I always look for the twin trees near the beginning of the trail where I found Hope, despite never since (it’s been about 10 years) having found another treasure. I do it more in homage to the critter that changed my outlook on life. Yesterday was no exception, no flash of unnatural color in the leaves, no smoking remnants of Giant Destroyer rodent killer. It was harder to find the trees, though, as I hunted for the cleanest path through an ooze of mud that now forms in that area.
But the day was not without discovery. I found the perfect yellow leaf, a perfect brown leaf and a perfect two-tone leaf. None are eligible to be entered in the 2nd One Perfect Fall Leaf 24 Hour Photo Contest next year, as I am the only ineligible photographer. But I can’t stop looking. I found a small critter’s cache of red berries in a hole in a rotted tree trunk. I discovered that each section of the trail flashed a different color – at this time brown, yellow or red. I rooted for one leaf over another as it raced across the lake surface propelled by hearty gusts. I learned that capturing a falling leaf on camera can have dizzying effects. And, I disappointed every dog I met by the sad fact that I was one of the very few humans unaccompanied by canines. You can see disappointment and wonder on
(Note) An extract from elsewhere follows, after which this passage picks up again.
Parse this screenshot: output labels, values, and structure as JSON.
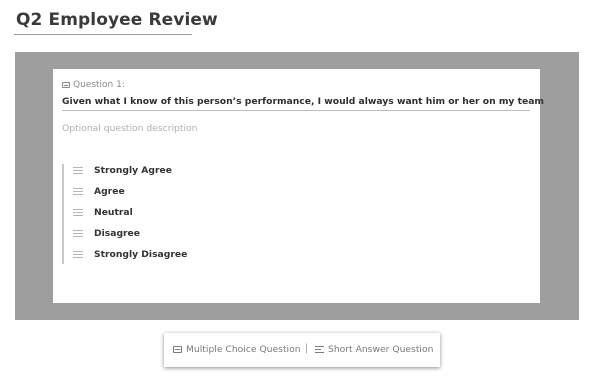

a dog’s face pretty clearly, a few barked at me in disgust.
And there was one other discovery. Hidden and tangled in the underbrush on the lake’s edge was a raft. Bound together by duct tape I saw a kid’s inflatable tube and the errant logs that were cleared after crashing to the ground and blocking the trails as a result of the recent big storm. This is a reservoir mind
you and boats are discouraged, but in seeing that there I knew I found a kindred spirit, one I’d never meet. I
know exactly how enticing that ride was. In fact I’d asked Jon if he wanted to try it out and we both agreed the adult answer to that question was “no”. It really didn’t seem too sea or make that pond-worthy.
I returned home more grounded and yet lighter than I’ve felt in a while and sorted through my email. There among the ads, jokes and friendly updates was one asking if I could foster another pair of adventurous guinea pigs, Lewis and Clark, for a couple of weeks, the time it would take this boy to re-grow his broken incisors. Seems I’ve been given another chance to honor Hope.
©2011 Alison Colby-Campbell